Both English and Hebrew have pleonasms, phrases which express in more than one word something that could just as easily be expressed with only one word. We often speak of "tuna fish" when "tuna" would convey exactly the same thing.

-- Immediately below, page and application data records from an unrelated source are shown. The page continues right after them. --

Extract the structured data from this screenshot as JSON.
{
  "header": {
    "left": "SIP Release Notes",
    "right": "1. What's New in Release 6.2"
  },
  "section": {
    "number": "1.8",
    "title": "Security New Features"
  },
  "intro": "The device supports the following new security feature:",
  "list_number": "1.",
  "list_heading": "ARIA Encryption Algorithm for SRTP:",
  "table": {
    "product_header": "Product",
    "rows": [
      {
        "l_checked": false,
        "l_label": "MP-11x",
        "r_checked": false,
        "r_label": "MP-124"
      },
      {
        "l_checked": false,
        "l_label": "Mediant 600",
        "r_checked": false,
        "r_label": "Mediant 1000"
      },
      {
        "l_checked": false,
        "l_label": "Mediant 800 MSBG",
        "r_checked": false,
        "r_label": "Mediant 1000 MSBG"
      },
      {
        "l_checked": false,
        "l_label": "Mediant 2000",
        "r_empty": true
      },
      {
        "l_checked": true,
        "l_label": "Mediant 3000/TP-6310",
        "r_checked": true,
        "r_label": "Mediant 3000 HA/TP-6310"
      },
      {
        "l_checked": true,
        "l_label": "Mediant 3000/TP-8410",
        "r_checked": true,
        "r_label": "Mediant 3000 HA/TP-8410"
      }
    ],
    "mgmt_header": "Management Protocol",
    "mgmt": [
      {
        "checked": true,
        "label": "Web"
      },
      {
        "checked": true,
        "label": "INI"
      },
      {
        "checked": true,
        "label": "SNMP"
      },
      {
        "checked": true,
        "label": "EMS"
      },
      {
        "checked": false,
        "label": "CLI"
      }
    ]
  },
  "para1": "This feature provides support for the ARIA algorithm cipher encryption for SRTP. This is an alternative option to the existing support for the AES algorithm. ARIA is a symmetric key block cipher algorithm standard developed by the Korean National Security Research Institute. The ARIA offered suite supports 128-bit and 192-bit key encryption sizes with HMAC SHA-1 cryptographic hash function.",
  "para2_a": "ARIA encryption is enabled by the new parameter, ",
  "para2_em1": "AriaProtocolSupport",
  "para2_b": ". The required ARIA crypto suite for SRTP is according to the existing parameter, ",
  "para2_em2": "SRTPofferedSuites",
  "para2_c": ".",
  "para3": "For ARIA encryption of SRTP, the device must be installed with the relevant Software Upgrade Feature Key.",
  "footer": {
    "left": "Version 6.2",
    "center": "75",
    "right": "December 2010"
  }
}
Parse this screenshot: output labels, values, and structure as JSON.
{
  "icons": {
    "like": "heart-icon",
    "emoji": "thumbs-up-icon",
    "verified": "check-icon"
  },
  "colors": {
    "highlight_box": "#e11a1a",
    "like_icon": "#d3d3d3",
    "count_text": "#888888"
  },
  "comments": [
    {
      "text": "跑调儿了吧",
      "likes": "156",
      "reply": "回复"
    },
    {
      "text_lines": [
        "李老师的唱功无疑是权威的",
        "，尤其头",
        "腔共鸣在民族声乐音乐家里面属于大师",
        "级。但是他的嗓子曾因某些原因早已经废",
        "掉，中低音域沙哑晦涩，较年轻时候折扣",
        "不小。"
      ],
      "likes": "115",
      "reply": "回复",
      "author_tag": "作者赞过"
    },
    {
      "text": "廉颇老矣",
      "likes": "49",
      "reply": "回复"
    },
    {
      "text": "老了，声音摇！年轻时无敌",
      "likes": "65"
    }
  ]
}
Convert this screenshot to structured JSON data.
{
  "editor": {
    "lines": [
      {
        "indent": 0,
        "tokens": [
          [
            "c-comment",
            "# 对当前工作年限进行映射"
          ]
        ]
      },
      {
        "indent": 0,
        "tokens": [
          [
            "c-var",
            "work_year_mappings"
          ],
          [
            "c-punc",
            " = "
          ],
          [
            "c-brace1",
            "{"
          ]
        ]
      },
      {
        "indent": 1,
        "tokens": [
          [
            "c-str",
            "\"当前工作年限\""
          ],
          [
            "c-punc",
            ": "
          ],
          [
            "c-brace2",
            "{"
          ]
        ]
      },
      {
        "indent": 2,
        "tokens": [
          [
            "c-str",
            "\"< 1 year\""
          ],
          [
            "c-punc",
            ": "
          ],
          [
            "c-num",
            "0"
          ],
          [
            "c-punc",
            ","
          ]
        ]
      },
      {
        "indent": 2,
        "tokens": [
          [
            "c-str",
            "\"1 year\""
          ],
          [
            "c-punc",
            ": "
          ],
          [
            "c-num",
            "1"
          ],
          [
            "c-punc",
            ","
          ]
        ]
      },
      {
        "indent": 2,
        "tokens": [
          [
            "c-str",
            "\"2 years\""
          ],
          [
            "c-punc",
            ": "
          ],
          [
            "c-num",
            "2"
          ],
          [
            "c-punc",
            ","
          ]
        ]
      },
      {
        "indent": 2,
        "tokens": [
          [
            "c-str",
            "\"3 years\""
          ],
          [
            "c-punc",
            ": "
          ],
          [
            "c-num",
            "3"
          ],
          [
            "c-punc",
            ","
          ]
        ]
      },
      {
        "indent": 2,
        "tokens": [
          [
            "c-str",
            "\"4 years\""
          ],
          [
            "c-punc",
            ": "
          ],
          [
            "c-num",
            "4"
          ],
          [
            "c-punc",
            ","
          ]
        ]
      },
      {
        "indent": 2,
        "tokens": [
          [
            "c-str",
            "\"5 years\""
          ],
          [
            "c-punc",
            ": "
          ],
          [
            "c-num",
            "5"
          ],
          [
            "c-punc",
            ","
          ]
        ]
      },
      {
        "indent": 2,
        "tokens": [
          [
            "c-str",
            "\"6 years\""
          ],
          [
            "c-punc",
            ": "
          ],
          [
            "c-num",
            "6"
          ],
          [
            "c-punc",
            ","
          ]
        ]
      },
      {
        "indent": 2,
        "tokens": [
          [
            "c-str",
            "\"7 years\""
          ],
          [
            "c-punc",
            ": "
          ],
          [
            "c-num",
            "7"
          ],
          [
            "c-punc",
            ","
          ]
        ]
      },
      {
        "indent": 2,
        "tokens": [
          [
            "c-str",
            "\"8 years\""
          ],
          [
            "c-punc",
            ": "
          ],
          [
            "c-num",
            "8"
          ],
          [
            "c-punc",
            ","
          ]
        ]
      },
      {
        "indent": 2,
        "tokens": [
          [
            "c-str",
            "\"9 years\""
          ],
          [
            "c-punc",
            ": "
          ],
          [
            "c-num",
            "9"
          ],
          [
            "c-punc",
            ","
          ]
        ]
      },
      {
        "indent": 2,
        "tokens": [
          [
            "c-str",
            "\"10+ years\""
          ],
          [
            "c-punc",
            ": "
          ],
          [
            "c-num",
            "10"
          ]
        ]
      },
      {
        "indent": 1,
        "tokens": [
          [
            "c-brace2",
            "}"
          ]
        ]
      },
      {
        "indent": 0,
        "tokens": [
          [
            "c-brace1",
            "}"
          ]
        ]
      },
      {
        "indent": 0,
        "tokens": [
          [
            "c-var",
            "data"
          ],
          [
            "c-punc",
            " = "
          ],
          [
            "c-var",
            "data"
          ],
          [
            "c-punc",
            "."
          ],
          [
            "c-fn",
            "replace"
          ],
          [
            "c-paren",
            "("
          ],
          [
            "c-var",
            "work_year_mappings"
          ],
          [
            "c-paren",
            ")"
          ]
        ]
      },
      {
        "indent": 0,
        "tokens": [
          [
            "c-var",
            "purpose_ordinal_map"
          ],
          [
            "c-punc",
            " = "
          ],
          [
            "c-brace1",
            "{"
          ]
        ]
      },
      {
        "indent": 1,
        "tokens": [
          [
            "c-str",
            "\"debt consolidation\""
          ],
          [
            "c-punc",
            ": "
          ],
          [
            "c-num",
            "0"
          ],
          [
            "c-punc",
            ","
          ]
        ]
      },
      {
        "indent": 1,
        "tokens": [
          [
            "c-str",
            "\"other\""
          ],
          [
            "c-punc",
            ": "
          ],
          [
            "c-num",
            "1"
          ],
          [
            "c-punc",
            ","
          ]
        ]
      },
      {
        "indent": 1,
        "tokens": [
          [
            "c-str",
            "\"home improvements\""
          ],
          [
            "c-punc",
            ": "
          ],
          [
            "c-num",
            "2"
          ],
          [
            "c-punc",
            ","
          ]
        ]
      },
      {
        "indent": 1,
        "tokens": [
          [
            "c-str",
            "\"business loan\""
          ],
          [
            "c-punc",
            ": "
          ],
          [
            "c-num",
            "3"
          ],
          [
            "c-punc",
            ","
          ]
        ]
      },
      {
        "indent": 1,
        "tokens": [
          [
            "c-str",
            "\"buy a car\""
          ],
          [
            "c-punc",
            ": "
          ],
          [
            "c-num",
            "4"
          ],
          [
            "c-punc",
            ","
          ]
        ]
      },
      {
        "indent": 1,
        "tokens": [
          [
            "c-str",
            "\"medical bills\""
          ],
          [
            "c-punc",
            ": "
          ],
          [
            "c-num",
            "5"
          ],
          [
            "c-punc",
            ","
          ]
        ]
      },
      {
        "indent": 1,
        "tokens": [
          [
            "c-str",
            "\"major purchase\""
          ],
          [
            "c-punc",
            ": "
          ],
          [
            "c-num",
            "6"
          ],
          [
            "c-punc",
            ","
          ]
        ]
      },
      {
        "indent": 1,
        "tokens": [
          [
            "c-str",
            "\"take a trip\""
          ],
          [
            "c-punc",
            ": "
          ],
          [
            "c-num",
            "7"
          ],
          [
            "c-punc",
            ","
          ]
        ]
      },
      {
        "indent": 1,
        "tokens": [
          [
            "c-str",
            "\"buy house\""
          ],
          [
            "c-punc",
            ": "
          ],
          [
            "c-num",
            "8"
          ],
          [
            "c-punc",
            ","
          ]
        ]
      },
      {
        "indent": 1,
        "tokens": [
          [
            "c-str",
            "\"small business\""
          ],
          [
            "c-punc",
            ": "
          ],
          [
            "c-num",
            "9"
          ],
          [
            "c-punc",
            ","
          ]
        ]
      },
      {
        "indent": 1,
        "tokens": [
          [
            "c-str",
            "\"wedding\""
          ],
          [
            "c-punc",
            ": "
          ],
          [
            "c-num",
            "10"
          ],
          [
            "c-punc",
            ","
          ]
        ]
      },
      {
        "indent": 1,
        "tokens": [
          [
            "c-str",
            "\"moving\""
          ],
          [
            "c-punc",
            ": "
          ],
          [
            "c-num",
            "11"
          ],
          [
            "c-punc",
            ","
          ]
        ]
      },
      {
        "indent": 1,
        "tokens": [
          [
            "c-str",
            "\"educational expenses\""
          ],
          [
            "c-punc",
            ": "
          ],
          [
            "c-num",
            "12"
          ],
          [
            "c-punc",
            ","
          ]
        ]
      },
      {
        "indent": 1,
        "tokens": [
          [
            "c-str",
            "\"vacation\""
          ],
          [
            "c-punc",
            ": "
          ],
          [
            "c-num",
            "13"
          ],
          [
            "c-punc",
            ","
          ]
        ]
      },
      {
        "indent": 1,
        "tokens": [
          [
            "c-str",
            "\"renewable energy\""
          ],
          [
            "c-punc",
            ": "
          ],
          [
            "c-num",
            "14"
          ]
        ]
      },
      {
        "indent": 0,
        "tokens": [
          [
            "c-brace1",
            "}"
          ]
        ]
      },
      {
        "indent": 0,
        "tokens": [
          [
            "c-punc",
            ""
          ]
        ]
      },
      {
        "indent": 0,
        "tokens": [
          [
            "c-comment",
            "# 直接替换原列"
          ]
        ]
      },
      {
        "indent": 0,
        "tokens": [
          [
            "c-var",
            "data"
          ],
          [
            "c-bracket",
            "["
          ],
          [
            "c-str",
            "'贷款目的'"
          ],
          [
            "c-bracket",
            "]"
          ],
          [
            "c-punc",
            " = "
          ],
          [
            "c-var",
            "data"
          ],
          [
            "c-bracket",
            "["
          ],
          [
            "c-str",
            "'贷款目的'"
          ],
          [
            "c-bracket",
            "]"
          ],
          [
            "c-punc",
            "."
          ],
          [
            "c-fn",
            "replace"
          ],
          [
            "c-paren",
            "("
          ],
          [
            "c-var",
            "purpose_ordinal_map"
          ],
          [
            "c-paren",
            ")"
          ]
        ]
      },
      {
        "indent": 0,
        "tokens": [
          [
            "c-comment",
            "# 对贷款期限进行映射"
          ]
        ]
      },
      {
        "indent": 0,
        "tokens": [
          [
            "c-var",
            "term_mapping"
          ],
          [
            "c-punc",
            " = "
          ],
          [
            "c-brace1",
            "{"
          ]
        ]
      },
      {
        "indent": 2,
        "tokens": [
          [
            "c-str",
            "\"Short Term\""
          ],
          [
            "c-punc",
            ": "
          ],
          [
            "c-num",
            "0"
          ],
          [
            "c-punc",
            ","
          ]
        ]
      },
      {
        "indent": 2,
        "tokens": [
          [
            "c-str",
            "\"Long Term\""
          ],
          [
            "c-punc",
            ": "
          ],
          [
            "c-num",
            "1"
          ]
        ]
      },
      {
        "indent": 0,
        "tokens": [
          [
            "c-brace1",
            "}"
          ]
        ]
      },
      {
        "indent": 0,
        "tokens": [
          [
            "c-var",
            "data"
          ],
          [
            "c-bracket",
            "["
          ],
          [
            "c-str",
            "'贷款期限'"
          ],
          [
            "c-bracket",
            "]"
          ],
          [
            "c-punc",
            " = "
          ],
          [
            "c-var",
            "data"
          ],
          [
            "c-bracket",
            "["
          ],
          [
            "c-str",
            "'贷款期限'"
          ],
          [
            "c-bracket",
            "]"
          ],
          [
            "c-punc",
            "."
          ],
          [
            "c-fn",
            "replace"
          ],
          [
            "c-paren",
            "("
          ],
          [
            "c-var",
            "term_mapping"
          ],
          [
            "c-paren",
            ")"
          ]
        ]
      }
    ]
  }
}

My late Uncle Max used to say that something has "all the vitamins and minerals" and lawyers often speak of "rules and regulations." Yes, technically a vitamin is not a mineral and a rule is not a regulation, but we recognize both of these usages as simply figures of speech.
In the Hebrew Bible we find the terms "ger v'toshav," "stranger and sojourner." When he seeks to buy a burial place for his wife Sarah, Abraham describes himself to the native Hittites as a "ger v'toshav." And in this week's parasha, in Lev. 25:23, we are told that the land cannot be sold in perpetuity, because we are "gerim v'toshavim" with God, which the new JPS translation renders as "for you are but strangers resident with Me."
We accept "ger v'toshav" as a pleonasm meaning something like "resident alien." But I recently came across a teaching from my great-great-great-great-great-grandfather Rabbi Yaakov Krantz, the Dubner Maggid, where he says that they are actually opposite.
"Ger carries the connotation of temporariness while toshav carries the connotation of permanence. God said to Israel: “The relationship between you and Me is always that of ‘strangers and settlers.’ If you live in the world like strangers, remembering that you are only here temporarily, then I will be a settler in your midst, in that My Presence will dwell with you permanently. But if you will regard yourselves as settlers, as permanent owners of the land on which you live, forgetting that the land is actually not yours but Mine, My Presence will be a stranger in that it will not dwell in your midst.“
“In any case, you (Israel) and I (God) cannot be strangers and settlers at the same time. If you act like a stranger, then I will be the settler, and if you act the settler, I must be the stranger.”